Re: Euler's forumulae^ix e^ix = (cosx+isinx)(cosxisinx) < sin(x) =sinx > = (cos^2[x]  i^2 sin^2[x])=(cos[x])^2+(sin[x])^2 X'(yXβ)=0 #8 20060320 14:57:25
Re: Euler's forumulaAbsolutely right, George Y. By Abraham de Moivre's theorem, (Cosx+iSinx)(CosxiSinx)=Cos²x  (i²)Sin²x = Cos²x  (1)Sin²x = Cos²x + Sin²x Therefore, Cos²x + Sin²x=1. Character is who you are when no one is looking. #9 20060320 15:32:43
Re: Euler's forumulaOne property used in that proof is cos(x) = cos(x) and sin(x) = sin(x). I have yet to find a way to prove these using e^iθ, but for the moment, do so using the definitions of sine and cosine. Last edited by Ricky (20060320 15:47:25) "In the real world, this would be a problem. But in mathematics, we can just define a place where this problem doesn't exist. So we'll go ahead and do that now..." #10 20060322 12:22:10
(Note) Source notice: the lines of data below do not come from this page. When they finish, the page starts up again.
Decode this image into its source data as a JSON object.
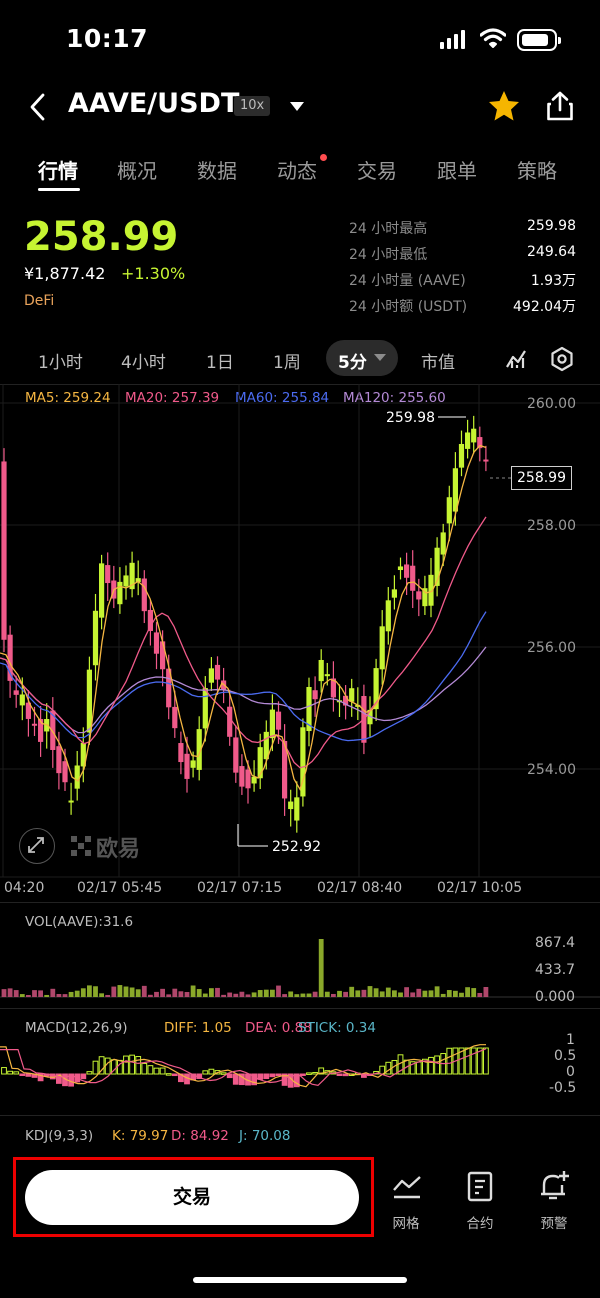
{
  "status": {
    "time": "10:17"
  },
  "header": {
    "pair": "AAVE/USDT",
    "leverage": "10x"
  },
  "tabs": [
    {
      "label": "行情",
      "active": true
    },
    {
      "label": "概况"
    },
    {
      "label": "数据"
    },
    {
      "label": "动态",
      "dot": true
    },
    {
      "label": "交易"
    },
    {
      "label": "跟单"
    },
    {
      "label": "策略"
    }
  ],
  "ticker": {
    "price": "258.99",
    "cny": "¥1,877.42",
    "change": "+1.30%",
    "category": "DeFi",
    "stats": [
      {
        "label": "24 小时最高",
        "value": "259.98"
      },
      {
        "label": "24 小时最低",
        "value": "249.64"
      },
      {
        "label": "24 小时量 (AAVE)",
        "value": "1.93万"
      },
      {
        "label": "24 小时额 (USDT)",
        "value": "492.04万"
      }
    ]
  },
  "intervals": {
    "items": [
      "1小时",
      "4小时",
      "1日",
      "1周"
    ],
    "selected": "5分",
    "extra": "市值"
  },
  "ma": {
    "ma5": "MA5: 259.24",
    "ma20": "MA20: 257.39",
    "ma60": "MA60: 255.84",
    "ma120": "MA120: 255.60",
    "colors": {
      "ma5": "#f5b642",
      "ma20": "#f05a8a",
      "ma60": "#4b6bf0",
      "ma120": "#b48ad6"
    }
  },
  "chart_data": [
    {
      "type": "candlestick",
      "y_ticks": [
        "260.00",
        "258.00",
        "256.00",
        "254.00"
      ],
      "ylim": [
        252.5,
        260.4
      ],
      "x_ticks": [
        "04:20",
        "02/17 05:45",
        "02/17 07:15",
        "02/17 08:40",
        "02/17 10:05"
      ],
      "high_label": "259.98",
      "low_label": "252.92",
      "last_price": "258.99",
      "colors": {
        "up": "#c6f432",
        "down": "#f05a8a"
      }
    },
    {
      "type": "bar",
      "label": "VOL(AAVE):31.6",
      "y_ticks": [
        "867.4",
        "433.7",
        "0.000"
      ]
    },
    {
      "type": "bar",
      "label": "MACD(12,26,9)",
      "diff": "DIFF: 1.05",
      "dea": "DEA: 0.88",
      "stick": "STICK: 0.34",
      "y_ticks": [
        "1",
        "0.5",
        "0",
        "-0.5"
      ]
    },
    {
      "type": "line",
      "label": "KDJ(9,3,3)",
      "k": "K: 79.97",
      "d": "D: 84.92",
      "j": "J: 70.08"
    }
  ],
  "watermark": "欧易",
  "bottom": {
    "trade": "交易",
    "grid": "网格",
    "contract": "合约",
    "alert": "预警"
  }
}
Re: Euler's forumulaActually, let's skip cos(x) = cos(x) and sin(x) = sin(x) for now. I believe they will come up soon enough. "In the real world, this would be a problem. But in mathematics, we can just define a place where this problem doesn't exist. So we'll go ahead and do that now..." #11 20060324 02:21:31
Re: Euler's forumulaCircular proof, i am sorry to say X'(yXβ)=0 #12 20060324 02:22:44
Re: Euler's forumulaThough a very good angle to memorize those formulas X'(yXβ)=0 #13 20060324 08:13:19
Re: Euler's forumulaAnd why exactly is it circular, George? "In the real world, this would be a problem. But in mathematics, we can just define a place where this problem doesn't exist. So we'll go ahead and do that now..." #14 20060324 12:31:53
Re: Euler's forumulabecause in order to prove Euler's formula, we commonly use Taylor series. Last edited by George,Y (20060324 12:33:46) X'(yXβ)=0 #15 20060324 15:40:49
Re: Euler's forumulaGeorge, I agree. And actually, I agreed before you ever backed up your statement. I really just wanted you to start showing what you said instead of just stating it. "In the real world, this would be a problem. But in mathematics, we can just define a place where this problem doesn't exist. So we'll go ahead and do that now..." #16 20060325 00:21:01
Re: Euler's forumulaNever mind. we just have different angles X'(yXβ)=0 #17 20060408 16:09:44
Re: Euler's forumulaIt really has an great application!! ... last part ,+ uncertain, when n is even, or when n is odd Last edited by George,Y (20060408 16:55:10) X'(yXβ)=0 #18 20060410 02:24:17
Re: Euler's forumulacos(180°)= X'(yXβ)=0 #19 20060410 11:05:15
Re: Euler's forumulap²10p(1p)+5(1p)²=0 corrected Last edited by George,Y (20060410 11:06:15) X'(yXβ)=0